* Task prompt
Write down exactly the lines from the one with "Give me the JSON representation of this screenshot's text" to the end of the data, first and last included, and no others.

App and web page records:
----------
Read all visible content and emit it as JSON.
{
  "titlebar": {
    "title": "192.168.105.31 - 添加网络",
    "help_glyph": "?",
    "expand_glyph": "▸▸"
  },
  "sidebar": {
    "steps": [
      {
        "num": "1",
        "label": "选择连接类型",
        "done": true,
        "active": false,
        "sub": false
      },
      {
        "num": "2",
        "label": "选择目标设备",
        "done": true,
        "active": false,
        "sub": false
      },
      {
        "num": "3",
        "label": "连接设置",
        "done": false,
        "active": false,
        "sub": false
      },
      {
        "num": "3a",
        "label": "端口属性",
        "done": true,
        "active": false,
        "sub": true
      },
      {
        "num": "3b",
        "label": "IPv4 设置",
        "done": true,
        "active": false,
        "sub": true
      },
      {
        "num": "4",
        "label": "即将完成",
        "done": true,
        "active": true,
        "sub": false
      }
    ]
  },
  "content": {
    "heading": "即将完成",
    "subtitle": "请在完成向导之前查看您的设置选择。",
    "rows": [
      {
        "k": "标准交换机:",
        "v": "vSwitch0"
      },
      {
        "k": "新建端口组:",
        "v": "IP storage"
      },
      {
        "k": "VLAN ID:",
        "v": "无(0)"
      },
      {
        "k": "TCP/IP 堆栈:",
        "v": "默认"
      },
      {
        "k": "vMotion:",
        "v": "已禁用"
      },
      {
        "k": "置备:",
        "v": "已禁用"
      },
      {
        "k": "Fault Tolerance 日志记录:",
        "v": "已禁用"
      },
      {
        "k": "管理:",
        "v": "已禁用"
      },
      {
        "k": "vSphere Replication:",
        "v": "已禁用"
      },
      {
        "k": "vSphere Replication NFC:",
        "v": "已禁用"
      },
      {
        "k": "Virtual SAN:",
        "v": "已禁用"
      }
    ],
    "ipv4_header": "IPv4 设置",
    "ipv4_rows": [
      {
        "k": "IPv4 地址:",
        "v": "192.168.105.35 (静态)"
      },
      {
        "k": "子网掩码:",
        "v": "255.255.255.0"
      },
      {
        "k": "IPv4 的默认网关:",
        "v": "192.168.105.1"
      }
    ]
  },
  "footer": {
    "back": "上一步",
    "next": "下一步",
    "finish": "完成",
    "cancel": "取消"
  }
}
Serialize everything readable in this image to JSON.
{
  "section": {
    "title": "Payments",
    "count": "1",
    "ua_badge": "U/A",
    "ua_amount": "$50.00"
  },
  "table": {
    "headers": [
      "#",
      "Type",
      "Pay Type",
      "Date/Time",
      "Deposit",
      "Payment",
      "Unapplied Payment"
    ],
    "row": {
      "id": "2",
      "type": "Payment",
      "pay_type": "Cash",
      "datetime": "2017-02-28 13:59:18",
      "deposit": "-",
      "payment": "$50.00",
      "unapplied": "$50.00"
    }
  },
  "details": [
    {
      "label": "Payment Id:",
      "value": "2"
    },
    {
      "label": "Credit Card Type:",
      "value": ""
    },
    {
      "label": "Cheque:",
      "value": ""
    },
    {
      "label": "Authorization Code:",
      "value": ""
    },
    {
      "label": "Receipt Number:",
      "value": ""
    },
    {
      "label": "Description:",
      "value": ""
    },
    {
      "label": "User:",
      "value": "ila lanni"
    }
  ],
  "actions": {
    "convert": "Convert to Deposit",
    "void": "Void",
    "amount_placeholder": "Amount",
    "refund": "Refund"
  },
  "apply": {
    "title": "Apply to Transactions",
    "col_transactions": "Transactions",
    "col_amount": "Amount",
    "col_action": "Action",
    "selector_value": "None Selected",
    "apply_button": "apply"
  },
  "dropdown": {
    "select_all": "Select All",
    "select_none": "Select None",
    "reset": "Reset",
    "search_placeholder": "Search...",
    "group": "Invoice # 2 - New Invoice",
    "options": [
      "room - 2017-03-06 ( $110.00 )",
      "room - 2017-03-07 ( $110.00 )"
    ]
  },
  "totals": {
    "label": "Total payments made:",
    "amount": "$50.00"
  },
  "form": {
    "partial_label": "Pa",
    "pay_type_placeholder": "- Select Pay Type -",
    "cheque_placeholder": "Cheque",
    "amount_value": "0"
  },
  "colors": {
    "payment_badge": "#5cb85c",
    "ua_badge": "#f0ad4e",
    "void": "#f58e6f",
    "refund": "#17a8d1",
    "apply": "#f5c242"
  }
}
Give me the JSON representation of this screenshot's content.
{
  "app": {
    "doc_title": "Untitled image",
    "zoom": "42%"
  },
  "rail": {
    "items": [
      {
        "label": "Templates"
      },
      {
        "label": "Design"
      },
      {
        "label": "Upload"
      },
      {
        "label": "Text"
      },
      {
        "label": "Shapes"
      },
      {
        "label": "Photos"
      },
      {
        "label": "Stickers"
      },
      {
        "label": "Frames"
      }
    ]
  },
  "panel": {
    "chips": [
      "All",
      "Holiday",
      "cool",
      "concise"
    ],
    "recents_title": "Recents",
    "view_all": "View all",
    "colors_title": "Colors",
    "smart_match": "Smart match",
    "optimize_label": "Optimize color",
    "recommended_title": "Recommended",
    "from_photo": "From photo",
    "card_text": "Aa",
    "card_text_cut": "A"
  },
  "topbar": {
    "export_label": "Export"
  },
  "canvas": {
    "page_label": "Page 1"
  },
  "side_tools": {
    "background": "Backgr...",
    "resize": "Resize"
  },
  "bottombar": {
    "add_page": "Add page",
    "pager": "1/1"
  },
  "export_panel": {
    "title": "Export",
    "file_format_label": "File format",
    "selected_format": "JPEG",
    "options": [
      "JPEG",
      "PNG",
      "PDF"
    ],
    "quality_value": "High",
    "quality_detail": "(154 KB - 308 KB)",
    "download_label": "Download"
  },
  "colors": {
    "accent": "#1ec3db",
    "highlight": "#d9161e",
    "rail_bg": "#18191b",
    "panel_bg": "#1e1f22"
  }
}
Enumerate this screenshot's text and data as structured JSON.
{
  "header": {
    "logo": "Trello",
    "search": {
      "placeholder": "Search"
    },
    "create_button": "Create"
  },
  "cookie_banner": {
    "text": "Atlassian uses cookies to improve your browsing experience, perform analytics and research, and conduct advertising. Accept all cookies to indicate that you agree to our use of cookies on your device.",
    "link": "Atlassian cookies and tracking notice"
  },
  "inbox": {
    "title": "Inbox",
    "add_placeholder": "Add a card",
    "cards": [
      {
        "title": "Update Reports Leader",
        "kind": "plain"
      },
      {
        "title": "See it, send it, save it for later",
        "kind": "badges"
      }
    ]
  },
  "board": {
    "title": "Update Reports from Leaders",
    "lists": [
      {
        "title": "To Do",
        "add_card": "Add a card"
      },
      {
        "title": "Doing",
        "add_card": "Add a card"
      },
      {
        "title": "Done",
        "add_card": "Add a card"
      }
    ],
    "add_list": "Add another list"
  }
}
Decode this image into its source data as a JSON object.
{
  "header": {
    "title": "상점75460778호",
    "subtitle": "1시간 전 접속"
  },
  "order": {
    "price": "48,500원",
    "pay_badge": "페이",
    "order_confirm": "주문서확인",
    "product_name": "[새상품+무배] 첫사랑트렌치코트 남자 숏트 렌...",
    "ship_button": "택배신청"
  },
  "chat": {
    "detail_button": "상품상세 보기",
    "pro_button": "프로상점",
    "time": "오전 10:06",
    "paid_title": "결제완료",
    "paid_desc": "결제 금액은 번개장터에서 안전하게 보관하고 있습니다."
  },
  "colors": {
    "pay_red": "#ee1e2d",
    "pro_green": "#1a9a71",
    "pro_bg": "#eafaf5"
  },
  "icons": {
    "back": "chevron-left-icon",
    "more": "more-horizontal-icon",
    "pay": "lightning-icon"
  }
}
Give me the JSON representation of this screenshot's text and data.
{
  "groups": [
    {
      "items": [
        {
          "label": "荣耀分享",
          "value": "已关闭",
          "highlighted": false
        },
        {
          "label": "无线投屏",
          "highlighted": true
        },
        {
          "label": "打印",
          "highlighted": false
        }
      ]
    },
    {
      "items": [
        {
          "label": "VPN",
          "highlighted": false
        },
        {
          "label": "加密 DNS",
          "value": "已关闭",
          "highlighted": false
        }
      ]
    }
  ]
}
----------
* Final answer
Give me the JSON representation of this screenshot's text and data.
{
  "groups": [
    {
      "items": [
        {
          "label": "荣耀分享",
          "value": "已关闭",
          "highlighted": false
        },
        {
          "label": "无线投屏",
          "highlighted": true
        },
        {
          "label": "打印",
          "highlighted": false
        }
      ]
    },
    {
      "items": [
        {
          "label": "VPN",
          "highlighted": false
        },
        {
          "label": "加密 DNS",
          "value": "已关闭",
          "highlighted": false
        }
      ]
    }
  ]
}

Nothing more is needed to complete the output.